Also, for some reason, a whole lot of Harlequinns. Which is interesting, because none of the movies have featured Harlequinn. But a lot of women apparently like dressing up as her. Huh.
Overall: I had gone to Comic-com with low expectations and left pleasantly surprised by how much fun I had. Would I do it again? Hmm. I don't know. The steep membership (or weekend pass, however they call it) and all the add-ons you have to pay for to get like VIP access to events to me wasn't that much worth it. I'm not a big TV person, so I didn't care much about the celebrities who were there, and the ones I did know, I was like 'meh' (well okay, I was bummed I missed seeing Billy Dee Williams, but even there I would've seen him from a distance.) Also, there was the fact that there were TOO MUCH PEOPLE. There were no quiet places for introverts like me to go and recharge. I also missed my standard author hangout at Barcon. In fact, the Comic-con pretty much shut down after 9pm. There were several bars that hosted afterparties where you could get in free with your wristband, but by then, I was so burnt out, I didn't want to hang out with a bunch of other strangers at a bar blasting loud music. I just wanted to go home. And finally, yeah, the comic-con felt pretty...commercial. Many of the emcees were obviously not from Madison, and they were pretty blatant about it. It got irritating after a while. Most of the panels were celebrity based. There were only a few panels that had local people--the aforementioned comedy troupe from Milwaukee, for instance. (Okay, Milwaukee isn't considered local to Madison, but I'm not complaining).

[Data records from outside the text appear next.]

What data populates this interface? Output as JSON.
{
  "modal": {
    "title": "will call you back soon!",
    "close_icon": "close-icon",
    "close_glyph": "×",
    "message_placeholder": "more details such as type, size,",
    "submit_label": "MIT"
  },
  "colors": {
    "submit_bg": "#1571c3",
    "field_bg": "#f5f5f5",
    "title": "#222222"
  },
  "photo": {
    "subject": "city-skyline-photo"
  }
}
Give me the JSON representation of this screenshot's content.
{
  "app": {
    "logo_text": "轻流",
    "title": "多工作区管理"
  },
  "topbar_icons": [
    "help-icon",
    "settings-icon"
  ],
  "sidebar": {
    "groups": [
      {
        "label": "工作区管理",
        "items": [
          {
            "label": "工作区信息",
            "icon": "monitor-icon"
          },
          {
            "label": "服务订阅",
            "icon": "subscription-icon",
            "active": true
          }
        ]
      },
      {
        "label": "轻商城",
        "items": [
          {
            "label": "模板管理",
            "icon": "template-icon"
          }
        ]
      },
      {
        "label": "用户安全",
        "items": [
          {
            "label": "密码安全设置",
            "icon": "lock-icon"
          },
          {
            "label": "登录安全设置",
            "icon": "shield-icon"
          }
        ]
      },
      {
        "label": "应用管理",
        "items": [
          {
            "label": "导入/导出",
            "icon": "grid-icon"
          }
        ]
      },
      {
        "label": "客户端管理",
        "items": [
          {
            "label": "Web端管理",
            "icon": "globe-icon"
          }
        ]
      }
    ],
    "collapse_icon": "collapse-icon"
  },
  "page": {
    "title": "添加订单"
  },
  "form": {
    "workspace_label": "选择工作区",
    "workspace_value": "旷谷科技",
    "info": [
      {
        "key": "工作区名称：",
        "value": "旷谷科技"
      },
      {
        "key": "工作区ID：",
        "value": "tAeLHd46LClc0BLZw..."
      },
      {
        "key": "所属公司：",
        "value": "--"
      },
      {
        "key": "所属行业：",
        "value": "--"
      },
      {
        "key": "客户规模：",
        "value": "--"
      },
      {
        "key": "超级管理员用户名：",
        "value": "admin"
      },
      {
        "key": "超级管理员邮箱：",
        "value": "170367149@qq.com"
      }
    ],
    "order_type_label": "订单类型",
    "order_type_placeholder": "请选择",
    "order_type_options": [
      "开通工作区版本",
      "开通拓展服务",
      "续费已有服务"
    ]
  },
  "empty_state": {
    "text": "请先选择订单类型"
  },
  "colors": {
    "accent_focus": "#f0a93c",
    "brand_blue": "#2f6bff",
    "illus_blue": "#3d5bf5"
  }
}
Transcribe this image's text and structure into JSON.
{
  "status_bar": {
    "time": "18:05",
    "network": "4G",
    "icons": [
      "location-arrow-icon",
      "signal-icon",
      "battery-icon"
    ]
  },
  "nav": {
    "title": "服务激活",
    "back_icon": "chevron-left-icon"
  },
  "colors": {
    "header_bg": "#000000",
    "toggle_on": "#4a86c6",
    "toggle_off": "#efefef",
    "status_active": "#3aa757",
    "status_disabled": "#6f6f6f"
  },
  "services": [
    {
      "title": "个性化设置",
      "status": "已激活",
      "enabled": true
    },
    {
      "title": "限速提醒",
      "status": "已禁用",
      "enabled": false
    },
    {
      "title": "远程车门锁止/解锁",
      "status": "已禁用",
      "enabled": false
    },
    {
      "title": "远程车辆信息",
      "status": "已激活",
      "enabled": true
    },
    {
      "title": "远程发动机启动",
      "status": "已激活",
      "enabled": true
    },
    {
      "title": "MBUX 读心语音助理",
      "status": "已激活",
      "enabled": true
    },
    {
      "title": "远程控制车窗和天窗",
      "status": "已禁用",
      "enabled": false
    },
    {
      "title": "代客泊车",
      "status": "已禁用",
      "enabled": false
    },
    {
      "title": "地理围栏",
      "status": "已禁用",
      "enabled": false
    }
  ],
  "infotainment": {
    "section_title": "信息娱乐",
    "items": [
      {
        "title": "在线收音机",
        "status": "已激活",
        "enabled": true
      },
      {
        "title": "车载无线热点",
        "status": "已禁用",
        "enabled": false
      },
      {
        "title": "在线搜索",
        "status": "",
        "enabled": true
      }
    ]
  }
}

That last reason, though, is something that absolutely can be fixed. I think the good thing about the WizardWorld comic-cons is that they conform to whatever cities they're in by the use of local volunteers. For instance, I know at the Chicago Comic-con, there is a whole group of authors who appear as special guests, and the panels are more numerous and diverse--heck, they even had a few panels that discuss diversity in fandom. So if I do go back, I wouldn't mind going in as a volunteer panelist or something. The thing I liked about Madison Comic-con was that it pulled in a bunch of people who aren't necessarily into the local con scene, but want that con experience. And if they come back next year, that might actually boost attendance at the local cons. Win all around. So yeah, I'd go back to WizardWorld Madison Comic-con in 2016.
Especially if Jesus comes again.